▶ TASK GOAL
Each line of the data is to be output verbatim, with the images removed.

Dataset rows describing interfaces
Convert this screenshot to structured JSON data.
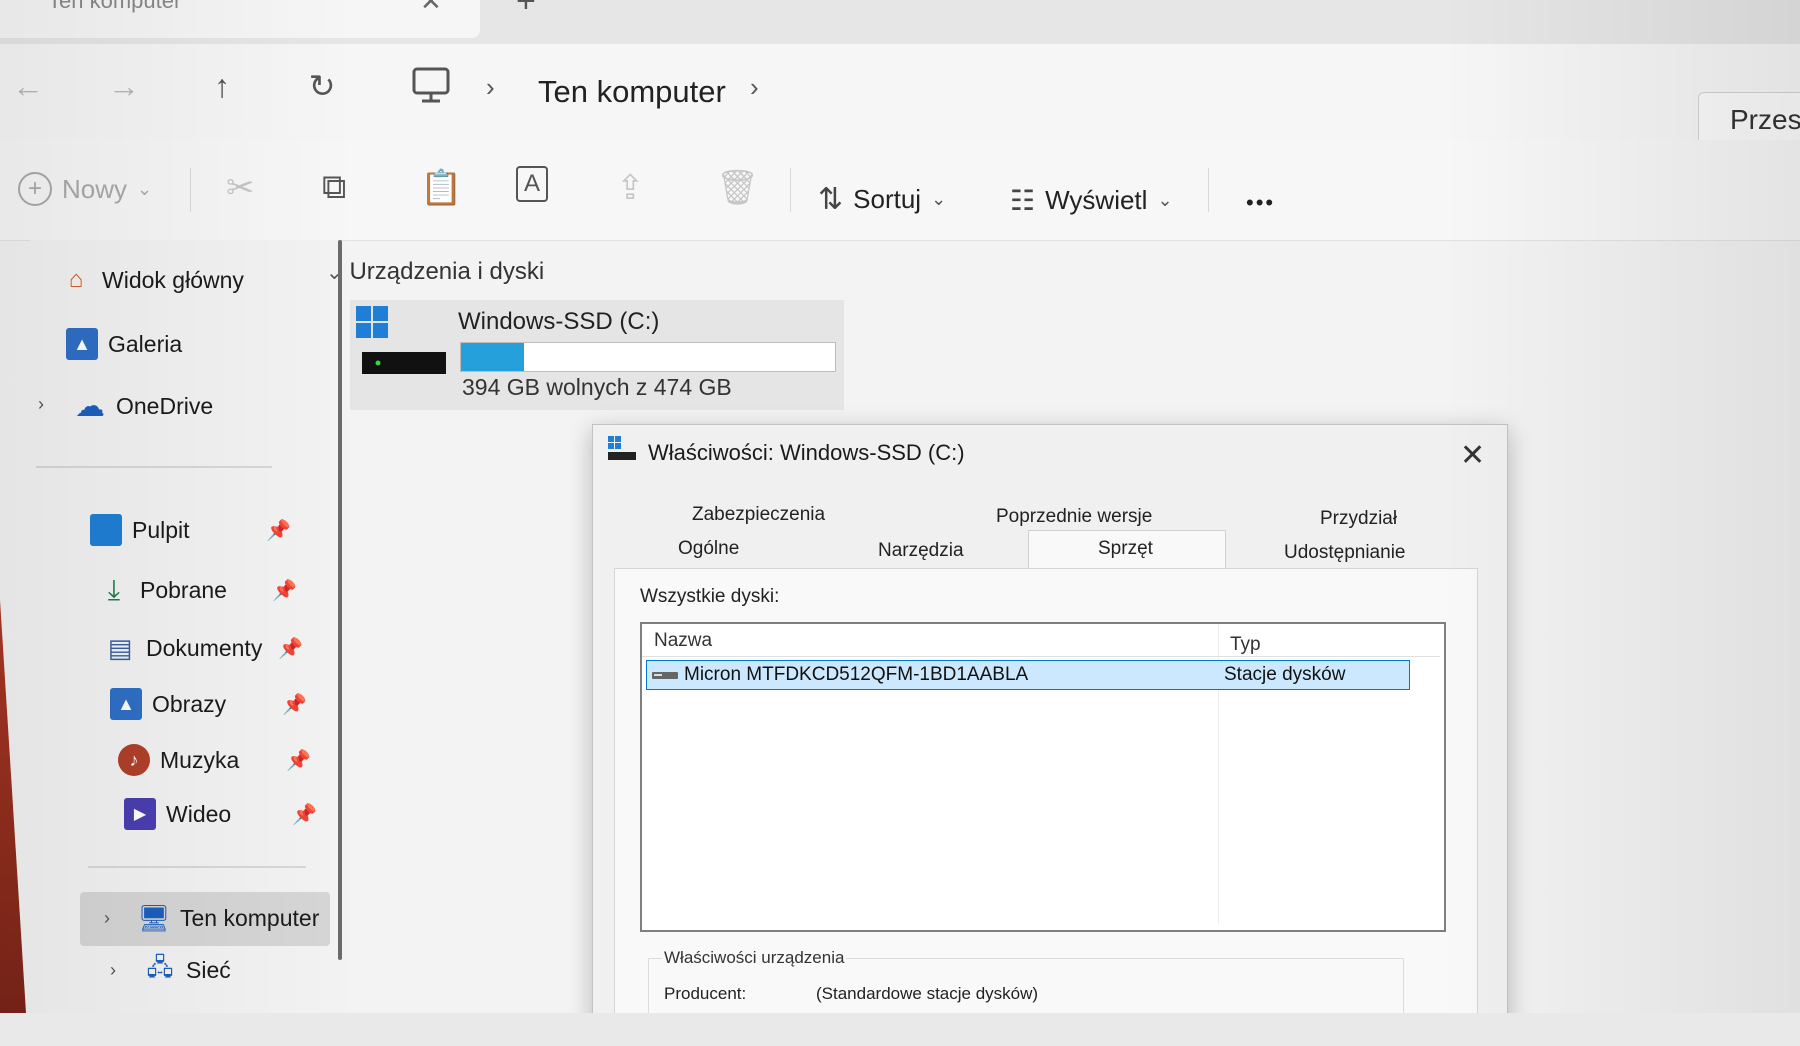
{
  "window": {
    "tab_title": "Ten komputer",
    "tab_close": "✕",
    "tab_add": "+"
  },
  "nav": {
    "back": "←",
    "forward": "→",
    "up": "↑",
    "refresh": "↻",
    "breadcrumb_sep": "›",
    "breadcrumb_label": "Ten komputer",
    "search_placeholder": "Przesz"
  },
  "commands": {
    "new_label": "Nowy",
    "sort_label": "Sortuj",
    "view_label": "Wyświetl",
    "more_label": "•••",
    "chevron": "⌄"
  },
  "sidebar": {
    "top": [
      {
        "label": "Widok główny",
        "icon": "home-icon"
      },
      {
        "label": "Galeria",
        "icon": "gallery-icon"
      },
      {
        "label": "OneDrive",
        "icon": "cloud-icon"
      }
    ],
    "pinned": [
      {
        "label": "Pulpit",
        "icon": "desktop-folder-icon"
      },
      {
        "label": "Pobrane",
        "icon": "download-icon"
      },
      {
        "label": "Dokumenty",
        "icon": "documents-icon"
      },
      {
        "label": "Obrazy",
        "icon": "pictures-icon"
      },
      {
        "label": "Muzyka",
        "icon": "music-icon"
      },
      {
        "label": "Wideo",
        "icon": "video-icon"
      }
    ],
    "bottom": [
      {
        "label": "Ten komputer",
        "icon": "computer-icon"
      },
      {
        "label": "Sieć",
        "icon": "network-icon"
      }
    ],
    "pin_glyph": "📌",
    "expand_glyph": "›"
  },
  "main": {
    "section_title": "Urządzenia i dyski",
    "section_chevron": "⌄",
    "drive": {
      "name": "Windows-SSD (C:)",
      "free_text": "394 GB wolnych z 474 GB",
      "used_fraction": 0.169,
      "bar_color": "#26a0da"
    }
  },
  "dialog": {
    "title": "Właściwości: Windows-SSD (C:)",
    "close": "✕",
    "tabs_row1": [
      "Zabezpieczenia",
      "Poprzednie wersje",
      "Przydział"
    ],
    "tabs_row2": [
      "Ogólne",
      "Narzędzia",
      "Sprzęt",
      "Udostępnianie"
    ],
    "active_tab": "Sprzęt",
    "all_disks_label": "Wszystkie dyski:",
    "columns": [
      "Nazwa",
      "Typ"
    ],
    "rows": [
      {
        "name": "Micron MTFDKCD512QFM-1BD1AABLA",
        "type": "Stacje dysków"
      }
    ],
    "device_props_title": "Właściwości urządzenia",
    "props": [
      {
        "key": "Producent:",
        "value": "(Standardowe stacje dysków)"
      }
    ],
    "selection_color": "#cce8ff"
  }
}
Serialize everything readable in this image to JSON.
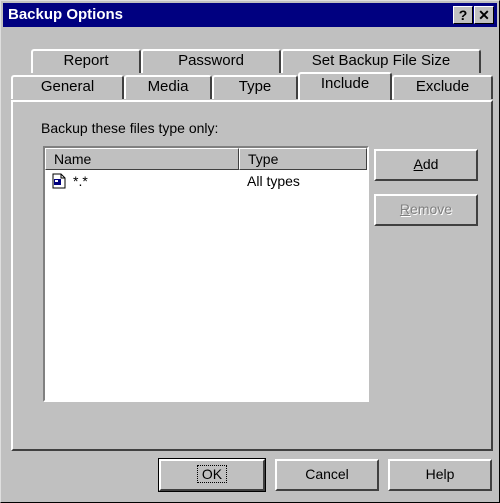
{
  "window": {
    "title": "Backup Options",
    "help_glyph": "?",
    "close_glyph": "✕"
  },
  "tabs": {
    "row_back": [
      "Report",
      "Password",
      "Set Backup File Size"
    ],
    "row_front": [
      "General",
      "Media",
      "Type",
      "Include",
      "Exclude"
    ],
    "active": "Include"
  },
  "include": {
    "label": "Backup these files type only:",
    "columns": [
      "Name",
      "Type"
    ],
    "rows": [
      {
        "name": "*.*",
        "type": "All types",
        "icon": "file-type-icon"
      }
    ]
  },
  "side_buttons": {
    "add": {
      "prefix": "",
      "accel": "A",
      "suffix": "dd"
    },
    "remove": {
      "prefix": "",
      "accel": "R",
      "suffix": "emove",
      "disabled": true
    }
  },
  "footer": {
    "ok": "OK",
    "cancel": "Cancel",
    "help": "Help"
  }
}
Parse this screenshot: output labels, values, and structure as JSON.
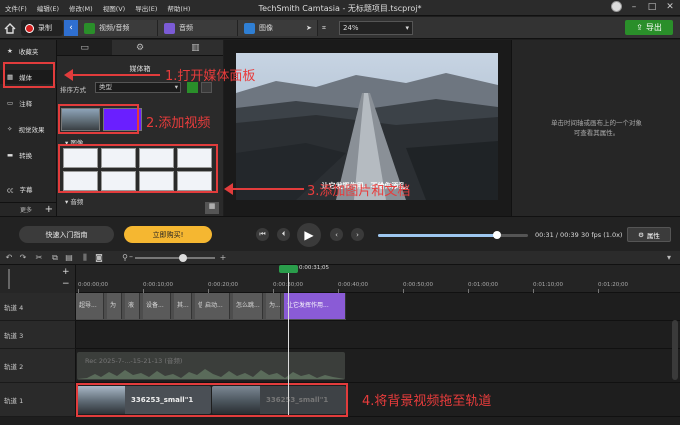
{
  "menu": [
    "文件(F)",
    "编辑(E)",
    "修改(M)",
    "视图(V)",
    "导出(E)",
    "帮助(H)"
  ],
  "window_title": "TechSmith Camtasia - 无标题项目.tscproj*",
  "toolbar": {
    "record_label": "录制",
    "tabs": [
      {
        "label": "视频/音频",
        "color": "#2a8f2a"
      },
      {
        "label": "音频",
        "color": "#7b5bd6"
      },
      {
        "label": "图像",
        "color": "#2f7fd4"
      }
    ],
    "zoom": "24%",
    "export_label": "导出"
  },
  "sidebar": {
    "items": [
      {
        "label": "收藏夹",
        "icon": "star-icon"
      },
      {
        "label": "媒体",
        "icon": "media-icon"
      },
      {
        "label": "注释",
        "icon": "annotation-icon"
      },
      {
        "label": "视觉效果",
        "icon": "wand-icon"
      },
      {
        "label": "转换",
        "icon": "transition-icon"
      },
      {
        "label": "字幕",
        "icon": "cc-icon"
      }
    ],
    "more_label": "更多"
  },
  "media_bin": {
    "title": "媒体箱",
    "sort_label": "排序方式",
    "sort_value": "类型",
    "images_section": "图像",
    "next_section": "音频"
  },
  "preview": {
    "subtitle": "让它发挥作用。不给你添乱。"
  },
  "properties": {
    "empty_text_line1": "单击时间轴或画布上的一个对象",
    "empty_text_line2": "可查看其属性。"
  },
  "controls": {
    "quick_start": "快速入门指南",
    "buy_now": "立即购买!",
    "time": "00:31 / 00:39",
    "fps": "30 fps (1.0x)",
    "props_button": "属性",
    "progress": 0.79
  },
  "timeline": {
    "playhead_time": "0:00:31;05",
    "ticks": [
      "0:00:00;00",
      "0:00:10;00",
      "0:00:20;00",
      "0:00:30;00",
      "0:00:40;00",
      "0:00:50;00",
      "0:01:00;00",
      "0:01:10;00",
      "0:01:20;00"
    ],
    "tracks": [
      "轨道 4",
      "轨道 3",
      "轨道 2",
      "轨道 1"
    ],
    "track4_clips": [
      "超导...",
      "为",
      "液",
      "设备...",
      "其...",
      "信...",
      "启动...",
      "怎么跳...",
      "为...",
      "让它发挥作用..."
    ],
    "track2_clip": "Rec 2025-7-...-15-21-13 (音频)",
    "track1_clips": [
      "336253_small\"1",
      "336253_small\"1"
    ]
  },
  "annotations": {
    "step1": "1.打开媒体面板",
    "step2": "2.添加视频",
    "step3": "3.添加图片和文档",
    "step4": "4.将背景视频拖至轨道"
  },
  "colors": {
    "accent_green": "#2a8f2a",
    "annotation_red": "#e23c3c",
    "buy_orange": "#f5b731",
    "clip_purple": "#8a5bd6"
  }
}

▶ OUTPUT FOR THIS EXERCISE
Convert this screenshot to structured JSON data.
{
  "window": {
    "tab_title": "Ten komputer",
    "tab_close": "✕",
    "tab_add": "+"
  },
  "nav": {
    "back": "←",
    "forward": "→",
    "up": "↑",
    "refresh": "↻",
    "breadcrumb_sep": "›",
    "breadcrumb_label": "Ten komputer",
    "search_placeholder": "Przesz"
  },
  "commands": {
    "new_label": "Nowy",
    "sort_label": "Sortuj",
    "view_label": "Wyświetl",
    "more_label": "•••",
    "chevron": "⌄"
  },
  "sidebar": {
    "top": [
      {
        "label": "Widok główny",
        "icon": "home-icon"
      },
      {
        "label": "Galeria",
        "icon": "gallery-icon"
      },
      {
        "label": "OneDrive",
        "icon": "cloud-icon"
      }
    ],
    "pinned": [
      {
        "label": "Pulpit",
        "icon": "desktop-folder-icon"
      },
      {
        "label": "Pobrane",
        "icon": "download-icon"
      },
      {
        "label": "Dokumenty",
        "icon": "documents-icon"
      },
      {
        "label": "Obrazy",
        "icon": "pictures-icon"
      },
      {
        "label": "Muzyka",
        "icon": "music-icon"
      },
      {
        "label": "Wideo",
        "icon": "video-icon"
      }
    ],
    "bottom": [
      {
        "label": "Ten komputer",
        "icon": "computer-icon"
      },
      {
        "label": "Sieć",
        "icon": "network-icon"
      }
    ],
    "pin_glyph": "📌",
    "expand_glyph": "›"
  },
  "main": {
    "section_title": "Urządzenia i dyski",
    "section_chevron": "⌄",
    "drive": {
      "name": "Windows-SSD (C:)",
      "free_text": "394 GB wolnych z 474 GB",
      "used_fraction": 0.169,
      "bar_color": "#26a0da"
    }
  },
  "dialog": {
    "title": "Właściwości: Windows-SSD (C:)",
    "close": "✕",
    "tabs_row1": [
      "Zabezpieczenia",
      "Poprzednie wersje",
      "Przydział"
    ],
    "tabs_row2": [
      "Ogólne",
      "Narzędzia",
      "Sprzęt",
      "Udostępnianie"
    ],
    "active_tab": "Sprzęt",
    "all_disks_label": "Wszystkie dyski:",
    "columns": [
      "Nazwa",
      "Typ"
    ],
    "rows": [
      {
        "name": "Micron MTFDKCD512QFM-1BD1AABLA",
        "type": "Stacje dysków"
      }
    ],
    "device_props_title": "Właściwości urządzenia",
    "props": [
      {
        "key": "Producent:",
        "value": "(Standardowe stacje dysków)"
      }
    ],
    "selection_color": "#cce8ff"
  }
}
Serialize everything readable in this image to JSON.
{
  "window": {
    "title": "Backup Options",
    "help_glyph": "?",
    "close_glyph": "✕"
  },
  "tabs": {
    "row_back": [
      "Report",
      "Password",
      "Set Backup File Size"
    ],
    "row_front": [
      "General",
      "Media",
      "Type",
      "Include",
      "Exclude"
    ],
    "active": "Include"
  },
  "include": {
    "label": "Backup these files type only:",
    "columns": [
      "Name",
      "Type"
    ],
    "rows": [
      {
        "name": "*.*",
        "type": "All types",
        "icon": "file-type-icon"
      }
    ]
  },
  "side_buttons": {
    "add": {
      "prefix": "",
      "accel": "A",
      "suffix": "dd"
    },
    "remove": {
      "prefix": "",
      "accel": "R",
      "suffix": "emove",
      "disabled": true
    }
  },
  "footer": {
    "ok": "OK",
    "cancel": "Cancel",
    "help": "Help"
  }
}
Parse this screenshot: output labels, values, and structure as JSON.
{
  "menu": [
    "文件(F)",
    "编辑(E)",
    "修改(M)",
    "视图(V)",
    "导出(E)",
    "帮助(H)"
  ],
  "window_title": "TechSmith Camtasia - 无标题项目.tscproj*",
  "toolbar": {
    "record_label": "录制",
    "tabs": [
      {
        "label": "视频/音频",
        "color": "#2a8f2a"
      },
      {
        "label": "音频",
        "color": "#7b5bd6"
      },
      {
        "label": "图像",
        "color": "#2f7fd4"
      }
    ],
    "zoom": "24%",
    "export_label": "导出"
  },
  "sidebar": {
    "items": [
      {
        "label": "收藏夹",
        "icon": "star-icon"
      },
      {
        "label": "媒体",
        "icon": "media-icon"
      },
      {
        "label": "注释",
        "icon": "annotation-icon"
      },
      {
        "label": "视觉效果",
        "icon": "wand-icon"
      },
      {
        "label": "转换",
        "icon": "transition-icon"
      },
      {
        "label": "字幕",
        "icon": "cc-icon"
      }
    ],
    "more_label": "更多"
  },
  "media_bin": {
    "title": "媒体箱",
    "sort_label": "排序方式",
    "sort_value": "类型",
    "images_section": "图像",
    "next_section": "音频"
  },
  "preview": {
    "subtitle": "让它发挥作用。不给你添乱。"
  },
  "properties": {
    "empty_text_line1": "单击时间轴或画布上的一个对象",
    "empty_text_line2": "可查看其属性。"
  },
  "controls": {
    "quick_start": "快速入门指南",
    "buy_now": "立即购买!",
    "time": "00:31 / 00:39",
    "fps": "30 fps (1.0x)",
    "props_button": "属性",
    "progress": 0.79
  },
  "timeline": {
    "playhead_time": "0:00:31;05",
    "ticks": [
      "0:00:00;00",
      "0:00:10;00",
      "0:00:20;00",
      "0:00:30;00",
      "0:00:40;00",
      "0:00:50;00",
      "0:01:00;00",
      "0:01:10;00",
      "0:01:20;00"
    ],
    "tracks": [
      "轨道 4",
      "轨道 3",
      "轨道 2",
      "轨道 1"
    ],
    "track4_clips": [
      "超导...",
      "为",
      "液",
      "设备...",
      "其...",
      "信...",
      "启动...",
      "怎么跳...",
      "为...",
      "让它发挥作用..."
    ],
    "track2_clip": "Rec 2025-7-...-15-21-13 (音频)",
    "track1_clips": [
      "336253_small\"1",
      "336253_small\"1"
    ]
  },
  "annotations": {
    "step1": "1.打开媒体面板",
    "step2": "2.添加视频",
    "step3": "3.添加图片和文档",
    "step4": "4.将背景视频拖至轨道"
  },
  "colors": {
    "accent_green": "#2a8f2a",
    "annotation_red": "#e23c3c",
    "buy_orange": "#f5b731",
    "clip_purple": "#8a5bd6"
  }
}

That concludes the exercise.